2019 November – Seven Mile Beach (Tasmania) – E.coli
Alert on drinking water over E.coli
More than 4,000 residents in the Hobart suburbs of Lauderdale, Acton, Seven Mile Beach and Roches Beach are being forced to boil their drinking water.
TasWater issued a temporary boil water alert after E.coli (Escherichia) bacteria was found after routine testing at the Lauderdale reservoir.
Alternative water supplies have been made available to the local school and aged care facility.
Tas Water’s program manager of technical solutions, Lance Stapleton said it was unclear how long the boil water alert would remain in place.
“We need to get to the bottom of what is the cause and then we need to fix the root cause, we also need to do two consecutive tests 24 hours apart to make sure the water is safe,” he said.
“So I anticipate this will be for at least another day or two, hopefully no longer than that”.
“Coliforms are Gram-negative, non-spore-forming, rod-shaped bacteria that are capable of aerobic and facultative anaerobic growth in the presence of bile salts or other surface active agents with similar growth-inhibiting properties. They are found in large numbers in the faeces of humans and other warm-blooded animals, but many species also occur in the environment.

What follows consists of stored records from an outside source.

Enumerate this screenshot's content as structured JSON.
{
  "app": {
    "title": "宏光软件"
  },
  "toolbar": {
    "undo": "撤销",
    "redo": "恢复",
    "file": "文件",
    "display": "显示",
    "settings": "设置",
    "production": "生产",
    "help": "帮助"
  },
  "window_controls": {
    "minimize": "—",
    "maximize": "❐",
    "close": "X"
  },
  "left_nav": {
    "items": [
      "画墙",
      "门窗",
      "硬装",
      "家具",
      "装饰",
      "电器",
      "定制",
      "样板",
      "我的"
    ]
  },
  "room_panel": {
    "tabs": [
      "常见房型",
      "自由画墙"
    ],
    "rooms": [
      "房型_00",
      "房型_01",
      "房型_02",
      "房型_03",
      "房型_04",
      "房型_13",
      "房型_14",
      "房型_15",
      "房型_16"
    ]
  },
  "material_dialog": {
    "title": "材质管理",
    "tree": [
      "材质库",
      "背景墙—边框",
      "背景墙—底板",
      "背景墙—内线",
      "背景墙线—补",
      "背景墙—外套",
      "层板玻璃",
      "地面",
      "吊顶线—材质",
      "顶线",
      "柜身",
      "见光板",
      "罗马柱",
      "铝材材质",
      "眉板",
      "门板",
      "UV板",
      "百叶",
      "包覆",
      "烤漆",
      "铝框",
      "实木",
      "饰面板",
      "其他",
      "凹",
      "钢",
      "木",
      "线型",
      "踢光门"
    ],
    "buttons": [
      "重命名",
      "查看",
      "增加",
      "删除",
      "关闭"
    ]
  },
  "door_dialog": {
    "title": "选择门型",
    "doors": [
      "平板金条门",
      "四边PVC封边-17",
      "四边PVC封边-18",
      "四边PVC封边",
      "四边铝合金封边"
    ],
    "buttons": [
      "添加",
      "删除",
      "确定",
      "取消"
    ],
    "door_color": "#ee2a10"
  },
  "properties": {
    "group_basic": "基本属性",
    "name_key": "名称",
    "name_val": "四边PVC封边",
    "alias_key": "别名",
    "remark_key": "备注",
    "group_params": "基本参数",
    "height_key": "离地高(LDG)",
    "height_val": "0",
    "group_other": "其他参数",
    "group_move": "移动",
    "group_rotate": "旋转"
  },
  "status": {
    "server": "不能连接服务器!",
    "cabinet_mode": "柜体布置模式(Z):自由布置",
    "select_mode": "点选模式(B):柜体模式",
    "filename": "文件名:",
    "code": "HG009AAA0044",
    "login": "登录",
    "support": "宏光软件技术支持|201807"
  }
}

Thermotolerant coliforms are a sub-group of coliforms that are able to grow at 44.5 ± 0.2°C. E. coli is the most common thermotolerant coliform present in faeces and is regarded as the most specific indicator of recent faecal contamination because generally it is not capable of growth in the environment. In contrast, some other thermotolerant coliforms (including strains of Klebsiella, Citrobacter and Enterobacter) are able to grow in the environment and their presence is not necessarily related to faecal contamination. While tests for thermotolerant coliforms can be simpler than for E. coli, E. coli is considered a superior indicator for detecting faecal contamination…” ADWG 2011